▸ Activity
List each line of the data that holds the string "JSON".

Records for this task Block Start

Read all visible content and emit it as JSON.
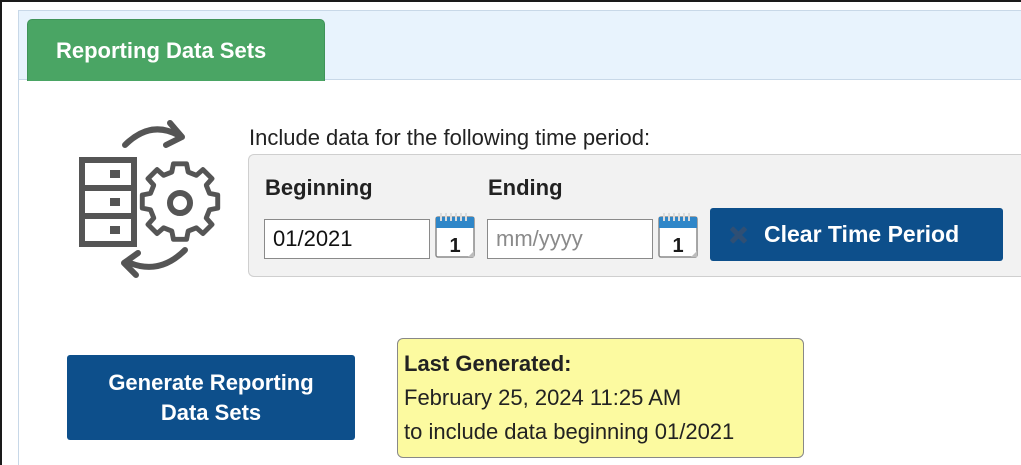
{
  "tabs": [
    {
      "label": "Reporting Data Sets",
      "active": true
    }
  ],
  "time_period": {
    "prompt": "Include data for the following time period:",
    "beginning": {
      "label": "Beginning",
      "value": "01/2021",
      "placeholder": "mm/yyyy"
    },
    "ending": {
      "label": "Ending",
      "value": "",
      "placeholder": "mm/yyyy"
    },
    "calendar_day": "1",
    "clear_label": "Clear Time Period"
  },
  "generate": {
    "label_line1": "Generate Reporting",
    "label_line2": "Data Sets"
  },
  "last_generated": {
    "heading": "Last Generated:",
    "datetime": "February 25, 2024 11:25 AM",
    "note": "to include data beginning 01/2021"
  },
  "colors": {
    "tab_green": "#4aa564",
    "tabbar_bg": "#e8f3fd",
    "button_blue": "#0d4f8b",
    "note_yellow": "#fcfaa0"
  },
  "icons": [
    "data-sync-gear-icon",
    "calendar-icon",
    "close-icon"
  ]
}
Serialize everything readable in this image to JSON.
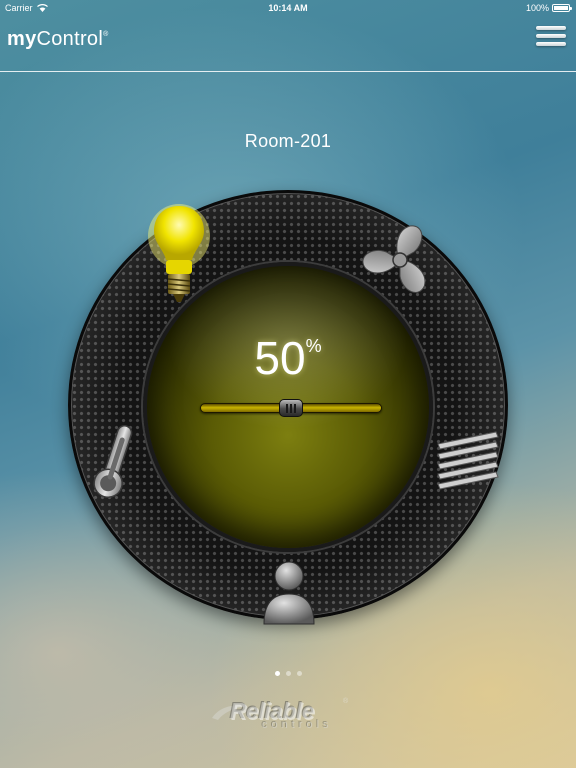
{
  "status_bar": {
    "carrier": "Carrier",
    "time": "10:14 AM",
    "battery": "100%"
  },
  "header": {
    "app_name_bold": "my",
    "app_name_regular": "Control",
    "app_name_mark": "®",
    "menu_icon": "hamburger-menu-icon"
  },
  "room": {
    "name": "Room-201"
  },
  "dial": {
    "level_value": "50",
    "level_unit": "%",
    "level_fraction": 0.5,
    "accent_color": "#c9b400",
    "icons": [
      "lightbulb-icon",
      "fan-icon",
      "blinds-icon",
      "thermometer-icon",
      "occupant-icon"
    ]
  },
  "pager": {
    "page_count": 3,
    "active_page": 1
  },
  "brand": {
    "name": "Reliable",
    "sub": "controls",
    "mark": "®"
  }
}
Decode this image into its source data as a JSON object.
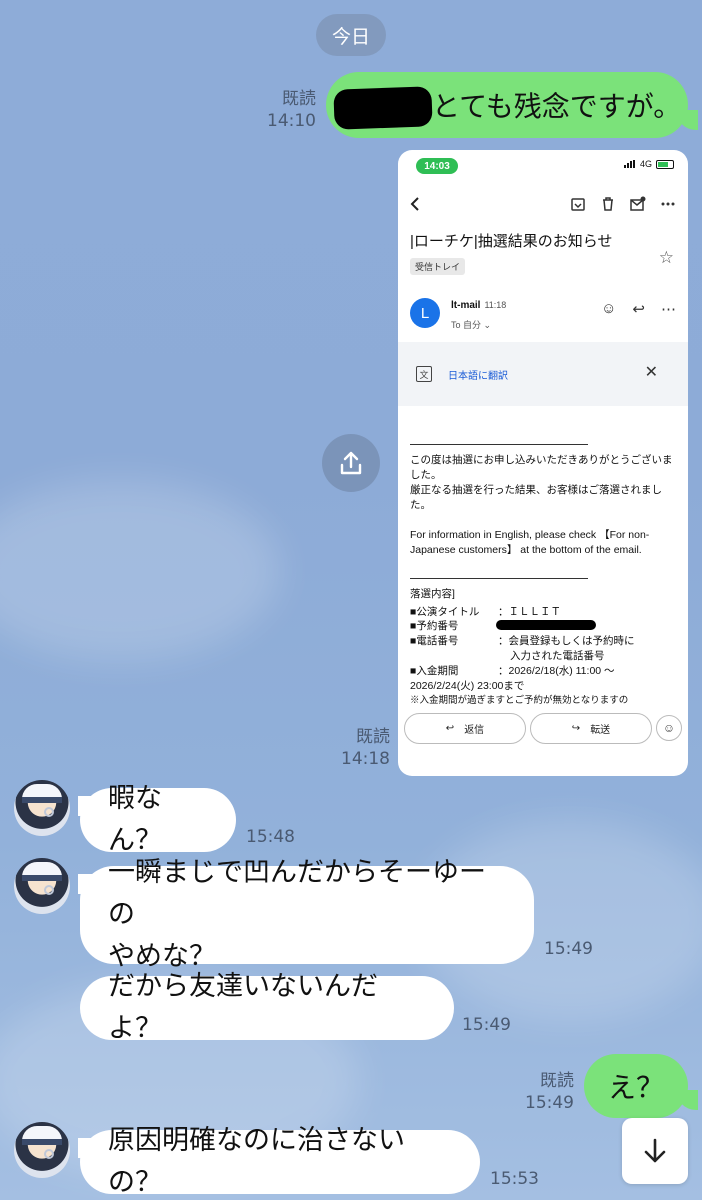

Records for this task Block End

▸ Solved problem
Read all visible content and emit it as JSON.
Serialize everything readable in this image to JSON.
Decode this image into its source data as a JSON object.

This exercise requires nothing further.